Croom said generally it’s easy to discern if a client-caregiver match will work out right away, and Right at Home is understanding if it won’t.
Whatever the need is, though, the family has to have the financial needs to support having a caregiver in the home.
“If you do not have longterm care insurance, then you better be independently wealthy if you’re going to have someone in your house more than eight hours,” Wimbush said. “It’s a really tough situation because most people do not want to be in a facility, and most people want to stay home, and this allows people to do that to a degree.”
Staff members of Right at Home franchises select their own employees to nominate for the award, and Wimbush said at their meeting, they narrowed it down to a handful, including Croom.
Croom, he said, had outstanding testimonials from her clients, including from Dr. Craig Karrasch, who described Croom’s compassion for his mother, Nina Karrasch.
“(She) is extremely moral, compassionate, and trustworthy,” Karrasch wrote about Croom. “Bonnie has exceptional judgment and instincts and has always known when it was important and appropriate to voice concerns and or needs on my mother’s behalf and my family nor would I ever question it.”
Craig Karrasch also praised Croom’s level of care for his mother, a client of Right at Home until her passing, in a YouTube video sharing Croom’s achievement as national caregiver of the year.
The video can be viewed at http://www.youtube.com/watch?v=89cDi_9mBDE.
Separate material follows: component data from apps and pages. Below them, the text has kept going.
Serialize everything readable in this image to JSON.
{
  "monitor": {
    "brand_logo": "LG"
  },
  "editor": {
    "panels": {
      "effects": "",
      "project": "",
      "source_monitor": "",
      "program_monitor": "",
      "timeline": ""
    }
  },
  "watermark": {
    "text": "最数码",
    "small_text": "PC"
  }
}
In the meantime, Croom, still attending TMCC and expecting her first child, said she looks forward to finishing her education and has enjoyed what her experiences with Right at Home has taught her about providing an outstanding level of care that meets the needs of her clients and forming relationships with them.
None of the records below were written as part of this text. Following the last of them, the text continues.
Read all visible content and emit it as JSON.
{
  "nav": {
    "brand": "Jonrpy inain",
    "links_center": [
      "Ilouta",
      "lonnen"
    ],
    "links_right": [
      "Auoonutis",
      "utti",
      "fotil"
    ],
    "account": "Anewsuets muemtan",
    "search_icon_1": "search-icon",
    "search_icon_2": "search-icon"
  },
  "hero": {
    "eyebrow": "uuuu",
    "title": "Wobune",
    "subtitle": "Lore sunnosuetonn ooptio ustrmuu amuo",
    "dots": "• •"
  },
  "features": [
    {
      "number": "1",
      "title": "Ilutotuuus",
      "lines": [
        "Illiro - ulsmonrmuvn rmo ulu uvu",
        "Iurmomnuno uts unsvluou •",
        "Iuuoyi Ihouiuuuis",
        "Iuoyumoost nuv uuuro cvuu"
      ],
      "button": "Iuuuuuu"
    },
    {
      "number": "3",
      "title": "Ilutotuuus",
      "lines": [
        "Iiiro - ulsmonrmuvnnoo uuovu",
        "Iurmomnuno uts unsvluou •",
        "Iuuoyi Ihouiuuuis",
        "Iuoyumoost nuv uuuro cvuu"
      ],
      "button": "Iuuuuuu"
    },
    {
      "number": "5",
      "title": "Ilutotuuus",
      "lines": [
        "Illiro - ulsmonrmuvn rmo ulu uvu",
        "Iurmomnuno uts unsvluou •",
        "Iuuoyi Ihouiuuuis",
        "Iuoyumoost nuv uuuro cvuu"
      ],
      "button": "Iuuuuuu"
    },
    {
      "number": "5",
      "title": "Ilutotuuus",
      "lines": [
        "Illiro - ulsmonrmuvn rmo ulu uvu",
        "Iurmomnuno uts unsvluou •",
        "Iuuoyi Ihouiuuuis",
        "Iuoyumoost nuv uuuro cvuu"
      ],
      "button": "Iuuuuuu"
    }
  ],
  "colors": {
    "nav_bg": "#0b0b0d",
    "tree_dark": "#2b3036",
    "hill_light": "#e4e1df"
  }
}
“We all want the same thing as people,” Croom said. “We all want someone to care about us and treat us with respect and dignity.”
She said some things can never be overlooked professionally, but she said she tries to perform her job as if she might be the one to need the care in the future.
“Some of my clients are so wealthy, and what you do with that money, it’s so heartwarming when we see a family take it upon themselves to keep that family member in their home and give them everything and to see that kind of love is so thoughtful,” Croom said. “I start to think about the future, and when I’m old, I hope someone takes care of me.”